* **Problem to work on**
From the listing below, copy out every line where the word "advanced" appears.

* **Source material**
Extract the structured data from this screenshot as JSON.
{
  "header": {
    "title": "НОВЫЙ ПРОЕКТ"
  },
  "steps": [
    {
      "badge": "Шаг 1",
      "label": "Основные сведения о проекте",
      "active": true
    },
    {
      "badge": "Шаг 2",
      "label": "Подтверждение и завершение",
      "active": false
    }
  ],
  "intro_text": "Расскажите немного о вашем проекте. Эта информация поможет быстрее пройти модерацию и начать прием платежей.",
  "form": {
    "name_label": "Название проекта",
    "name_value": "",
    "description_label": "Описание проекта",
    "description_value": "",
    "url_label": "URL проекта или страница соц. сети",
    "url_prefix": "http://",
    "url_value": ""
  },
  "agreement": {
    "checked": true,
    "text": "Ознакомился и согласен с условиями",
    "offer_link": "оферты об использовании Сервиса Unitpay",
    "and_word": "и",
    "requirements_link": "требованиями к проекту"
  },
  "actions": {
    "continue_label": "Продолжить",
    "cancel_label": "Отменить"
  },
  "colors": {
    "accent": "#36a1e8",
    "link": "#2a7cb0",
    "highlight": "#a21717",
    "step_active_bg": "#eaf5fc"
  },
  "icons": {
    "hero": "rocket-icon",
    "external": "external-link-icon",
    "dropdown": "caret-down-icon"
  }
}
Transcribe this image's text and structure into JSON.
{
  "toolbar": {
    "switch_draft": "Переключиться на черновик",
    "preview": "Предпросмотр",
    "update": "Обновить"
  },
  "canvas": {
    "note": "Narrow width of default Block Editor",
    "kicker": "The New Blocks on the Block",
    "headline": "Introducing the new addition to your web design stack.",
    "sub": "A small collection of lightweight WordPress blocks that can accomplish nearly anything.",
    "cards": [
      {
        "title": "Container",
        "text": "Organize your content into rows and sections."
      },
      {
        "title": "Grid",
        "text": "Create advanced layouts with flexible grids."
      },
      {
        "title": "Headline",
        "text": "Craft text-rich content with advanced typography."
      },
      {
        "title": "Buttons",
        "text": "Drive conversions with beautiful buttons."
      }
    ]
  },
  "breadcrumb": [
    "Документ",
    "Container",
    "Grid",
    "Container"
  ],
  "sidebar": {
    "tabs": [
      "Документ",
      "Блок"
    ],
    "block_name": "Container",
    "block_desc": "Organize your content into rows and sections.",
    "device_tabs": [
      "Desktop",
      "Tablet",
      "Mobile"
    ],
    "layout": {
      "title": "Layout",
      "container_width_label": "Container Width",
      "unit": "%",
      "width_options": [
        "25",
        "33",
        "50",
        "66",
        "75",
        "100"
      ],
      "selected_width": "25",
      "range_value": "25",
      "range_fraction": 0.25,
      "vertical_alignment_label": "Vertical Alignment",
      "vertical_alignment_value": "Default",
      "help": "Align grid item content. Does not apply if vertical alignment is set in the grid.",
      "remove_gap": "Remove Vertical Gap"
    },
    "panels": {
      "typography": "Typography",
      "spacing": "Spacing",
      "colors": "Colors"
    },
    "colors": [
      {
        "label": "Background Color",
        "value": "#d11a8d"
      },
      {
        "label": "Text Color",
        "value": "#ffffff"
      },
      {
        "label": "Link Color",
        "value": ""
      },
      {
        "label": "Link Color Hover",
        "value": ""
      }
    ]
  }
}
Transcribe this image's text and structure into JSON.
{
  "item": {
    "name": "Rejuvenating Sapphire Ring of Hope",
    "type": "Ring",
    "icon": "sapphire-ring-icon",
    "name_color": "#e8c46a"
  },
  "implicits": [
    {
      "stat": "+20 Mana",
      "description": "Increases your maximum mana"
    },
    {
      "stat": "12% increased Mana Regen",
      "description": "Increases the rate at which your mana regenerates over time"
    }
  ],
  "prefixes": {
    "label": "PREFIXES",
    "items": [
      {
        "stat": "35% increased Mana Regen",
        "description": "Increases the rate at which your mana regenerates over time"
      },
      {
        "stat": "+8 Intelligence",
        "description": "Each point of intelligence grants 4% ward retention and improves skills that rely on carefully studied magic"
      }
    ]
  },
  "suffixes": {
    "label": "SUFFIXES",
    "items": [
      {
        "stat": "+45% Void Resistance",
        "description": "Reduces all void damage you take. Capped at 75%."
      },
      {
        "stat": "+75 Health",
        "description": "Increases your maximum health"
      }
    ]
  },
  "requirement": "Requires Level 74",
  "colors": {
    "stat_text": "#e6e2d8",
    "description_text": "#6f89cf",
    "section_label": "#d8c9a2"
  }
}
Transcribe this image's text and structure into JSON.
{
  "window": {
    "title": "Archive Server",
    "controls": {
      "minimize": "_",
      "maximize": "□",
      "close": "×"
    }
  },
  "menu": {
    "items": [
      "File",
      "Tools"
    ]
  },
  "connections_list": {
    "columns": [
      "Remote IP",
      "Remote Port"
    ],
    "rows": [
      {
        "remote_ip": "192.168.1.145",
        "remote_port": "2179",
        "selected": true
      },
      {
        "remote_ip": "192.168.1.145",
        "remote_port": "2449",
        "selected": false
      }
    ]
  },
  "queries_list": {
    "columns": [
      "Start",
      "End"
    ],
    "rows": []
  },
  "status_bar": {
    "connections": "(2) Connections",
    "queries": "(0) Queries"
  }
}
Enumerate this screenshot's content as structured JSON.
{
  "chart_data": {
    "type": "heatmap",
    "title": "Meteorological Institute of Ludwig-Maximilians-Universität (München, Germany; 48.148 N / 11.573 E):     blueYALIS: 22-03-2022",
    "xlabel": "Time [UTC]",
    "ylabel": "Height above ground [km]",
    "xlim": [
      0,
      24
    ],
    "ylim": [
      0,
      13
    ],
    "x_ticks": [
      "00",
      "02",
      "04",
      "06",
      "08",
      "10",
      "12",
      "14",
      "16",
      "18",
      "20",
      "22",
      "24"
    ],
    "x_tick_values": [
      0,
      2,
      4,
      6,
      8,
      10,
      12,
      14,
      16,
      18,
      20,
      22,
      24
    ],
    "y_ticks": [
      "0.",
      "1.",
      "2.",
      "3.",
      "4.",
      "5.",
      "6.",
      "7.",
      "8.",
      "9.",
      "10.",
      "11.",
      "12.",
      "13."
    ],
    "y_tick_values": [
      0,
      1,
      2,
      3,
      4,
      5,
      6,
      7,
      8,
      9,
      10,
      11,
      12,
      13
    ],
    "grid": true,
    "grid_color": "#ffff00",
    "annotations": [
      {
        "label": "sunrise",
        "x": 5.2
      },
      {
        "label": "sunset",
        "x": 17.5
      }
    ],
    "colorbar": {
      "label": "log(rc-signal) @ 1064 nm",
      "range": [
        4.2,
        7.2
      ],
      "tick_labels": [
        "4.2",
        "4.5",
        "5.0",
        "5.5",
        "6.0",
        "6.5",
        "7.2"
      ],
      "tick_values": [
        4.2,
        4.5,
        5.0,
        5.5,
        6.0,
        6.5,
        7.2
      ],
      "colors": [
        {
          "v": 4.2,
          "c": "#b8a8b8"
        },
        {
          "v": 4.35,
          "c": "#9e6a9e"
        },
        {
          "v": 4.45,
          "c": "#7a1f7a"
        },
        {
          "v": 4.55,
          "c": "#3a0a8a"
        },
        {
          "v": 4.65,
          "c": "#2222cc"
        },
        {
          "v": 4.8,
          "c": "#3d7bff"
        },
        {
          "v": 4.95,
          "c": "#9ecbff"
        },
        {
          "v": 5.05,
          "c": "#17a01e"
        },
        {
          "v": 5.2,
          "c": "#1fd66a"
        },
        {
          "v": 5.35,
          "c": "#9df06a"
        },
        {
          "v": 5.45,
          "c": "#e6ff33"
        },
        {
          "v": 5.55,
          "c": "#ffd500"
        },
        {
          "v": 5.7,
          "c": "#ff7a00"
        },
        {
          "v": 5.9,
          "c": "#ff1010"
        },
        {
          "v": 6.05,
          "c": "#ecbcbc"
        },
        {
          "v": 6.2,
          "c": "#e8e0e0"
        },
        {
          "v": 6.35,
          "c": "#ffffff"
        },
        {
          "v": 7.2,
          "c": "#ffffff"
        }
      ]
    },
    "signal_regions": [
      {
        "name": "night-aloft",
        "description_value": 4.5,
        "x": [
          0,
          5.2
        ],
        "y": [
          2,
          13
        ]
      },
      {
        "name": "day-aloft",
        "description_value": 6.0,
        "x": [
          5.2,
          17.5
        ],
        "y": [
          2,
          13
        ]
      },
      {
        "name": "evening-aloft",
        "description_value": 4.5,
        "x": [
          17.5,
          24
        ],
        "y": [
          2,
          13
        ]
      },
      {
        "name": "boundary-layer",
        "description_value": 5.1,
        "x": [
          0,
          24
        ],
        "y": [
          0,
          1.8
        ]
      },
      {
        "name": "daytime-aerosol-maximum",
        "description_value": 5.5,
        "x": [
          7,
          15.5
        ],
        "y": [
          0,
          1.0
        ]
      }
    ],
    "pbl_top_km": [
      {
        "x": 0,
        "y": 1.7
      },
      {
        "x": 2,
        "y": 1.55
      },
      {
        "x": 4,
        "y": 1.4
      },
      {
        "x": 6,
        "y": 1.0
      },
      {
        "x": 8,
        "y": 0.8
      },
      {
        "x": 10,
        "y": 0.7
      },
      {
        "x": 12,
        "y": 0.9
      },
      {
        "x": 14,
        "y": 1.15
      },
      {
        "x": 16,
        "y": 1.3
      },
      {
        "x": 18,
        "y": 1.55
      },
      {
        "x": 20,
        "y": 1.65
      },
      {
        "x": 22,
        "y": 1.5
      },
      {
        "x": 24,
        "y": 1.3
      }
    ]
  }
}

* **Output of the exercise**
        "text": "Create advanced layouts with flexible grids."
        "text": "Craft text-rich content with advanced typography."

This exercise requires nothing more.